Turkish Prime Minister Binali Yıldırım said in Ankara on Thursday that the state of emergency which was declared following a failed coup attempt in July of last year will continue until the faith-based Gülen movement, which the government accuses of being behind the coup attempt, is completely wiped out from state institutions.
During the past few months I interviewed scores of Turkish citizens who escaped from Turkey following the unsuccessful military coup, fearing for their lives. Many of them left their families behind. Although it has the potential of becoming a major player on the global stage, Turkey’s brilliant prospects are being squandered because of President Erdogan’s insatiable lust for power.
The proposed constitutional change grants the presidency new powers to directly appoint a vast range of public officials – cabinet ministers, provincial governors, and judges to the highest courts in the land. Simply put, the government’s plans are an enabling act: they are designed to strengthen the individual over the collective.
The AKP government, under emergency rule, has taken over hundreds companies, seized the assets of businessmen and shut down institutions linked to the movement. Despite the fact that Gülen denied the accusation and called for an international investigation into the coup attempt, President Erdoğan – calling the coup attempt “a gift from God” – and the Turkish government launched a widespread purge aimed at cleansing sympathizers of the movement.
However, Erdogan has a problem: Whereas Ataturk came to power as a military general, Erdogan has a democratic mandate to govern. Ataturk’s Turkey was rural and only 10 percent of the country was literate at the time, with most educated people supporting his agenda. Erdogan’s Turkey is 80 percent urban and nearly 100 percent literate, and many well-educated Turks oppose his agenda.
Western officials have preferred to raise concerns over the steady dismantling of Turkey’s free institutions only privately with their counterparts in Ankara. This approach has failed. That failure has left many millions of pro-democracy Turks to fend for themselves, while a once-fringe ideological element in the AKP, reared on Islamist supremacism, has been emboldened.

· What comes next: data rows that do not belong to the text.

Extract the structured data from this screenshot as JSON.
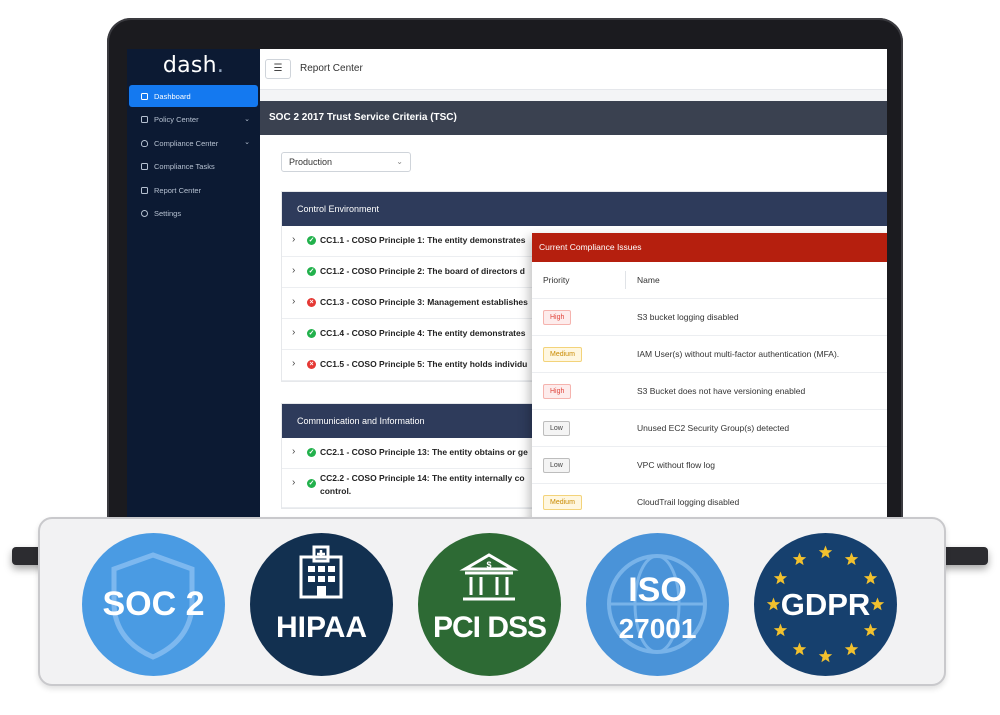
{
  "app": {
    "logo_text": "dash",
    "logo_dot": "."
  },
  "sidebar": {
    "items": [
      {
        "label": "Dashboard",
        "active": true,
        "icon": "monitor-icon"
      },
      {
        "label": "Policy Center",
        "expandable": true,
        "icon": "document-icon"
      },
      {
        "label": "Compliance Center",
        "expandable": true,
        "icon": "shield-icon"
      },
      {
        "label": "Compliance Tasks",
        "icon": "checkbox-icon"
      },
      {
        "label": "Report Center",
        "icon": "folder-icon"
      },
      {
        "label": "Settings",
        "icon": "gear-icon"
      }
    ]
  },
  "header": {
    "menu_icon": "hamburger-icon",
    "breadcrumb": "Report Center"
  },
  "report": {
    "title": "SOC 2 2017 Trust Service Criteria (TSC)",
    "environment": "Production"
  },
  "sections": [
    {
      "title": "Control Environment",
      "rows": [
        {
          "status": "pass",
          "text": "CC1.1 - COSO Principle 1: The entity demonstrates"
        },
        {
          "status": "pass",
          "text": "CC1.2 - COSO Principle 2: The board of directors d"
        },
        {
          "status": "fail",
          "text": "CC1.3 - COSO Principle 3: Management establishes"
        },
        {
          "status": "pass",
          "text": "CC1.4 - COSO Principle 4: The entity demonstrates"
        },
        {
          "status": "fail",
          "text": "CC1.5 - COSO Principle 5: The entity holds individu"
        }
      ]
    },
    {
      "title": "Communication and Information",
      "rows": [
        {
          "status": "pass",
          "text": "CC2.1 - COSO Principle 13: The entity obtains or ge"
        },
        {
          "status": "pass",
          "text": "CC2.2 - COSO Principle 14: The entity internally co",
          "text2": "control."
        }
      ]
    }
  ],
  "issues": {
    "title": "Current Compliance Issues",
    "columns": [
      "Priority",
      "Name"
    ],
    "rows": [
      {
        "priority": "High",
        "name": "S3 bucket logging disabled"
      },
      {
        "priority": "Medium",
        "name": "IAM User(s) without multi-factor authentication (MFA)."
      },
      {
        "priority": "High",
        "name": "S3 Bucket does not have versioning enabled"
      },
      {
        "priority": "Low",
        "name": "Unused EC2 Security Group(s) detected"
      },
      {
        "priority": "Low",
        "name": "VPC without flow log"
      },
      {
        "priority": "Medium",
        "name": "CloudTrail logging disabled"
      }
    ]
  },
  "certifications": [
    {
      "label": "SOC 2",
      "icon": "shield-icon",
      "color": "#4a9be3"
    },
    {
      "label": "HIPAA",
      "icon": "hospital-icon",
      "color": "#123050"
    },
    {
      "label": "PCI DSS",
      "icon": "bank-icon",
      "color": "#2d6a34"
    },
    {
      "label": "ISO",
      "label2": "27001",
      "icon": "globe-icon",
      "color": "#4a93d8"
    },
    {
      "label": "GDPR",
      "icon": "eu-stars-icon",
      "color": "#16406e"
    }
  ],
  "colors": {
    "sidebar_bg": "#0c1a33",
    "active_nav": "#1479f0",
    "section_header": "#2e3b5b",
    "issues_header": "#b51f0e",
    "pass": "#22b14c",
    "fail": "#e53935",
    "star": "#f2c12e"
  }
}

According to an official narrative of the government, MIT learned the coup plans earlier in the day and its chief several times discussed it with army chief Akar. One fundamental contradiction was the fact that despite this early warning and intelligence, commanders of navy, ground forces and air forces attended a wedding ceremony that night.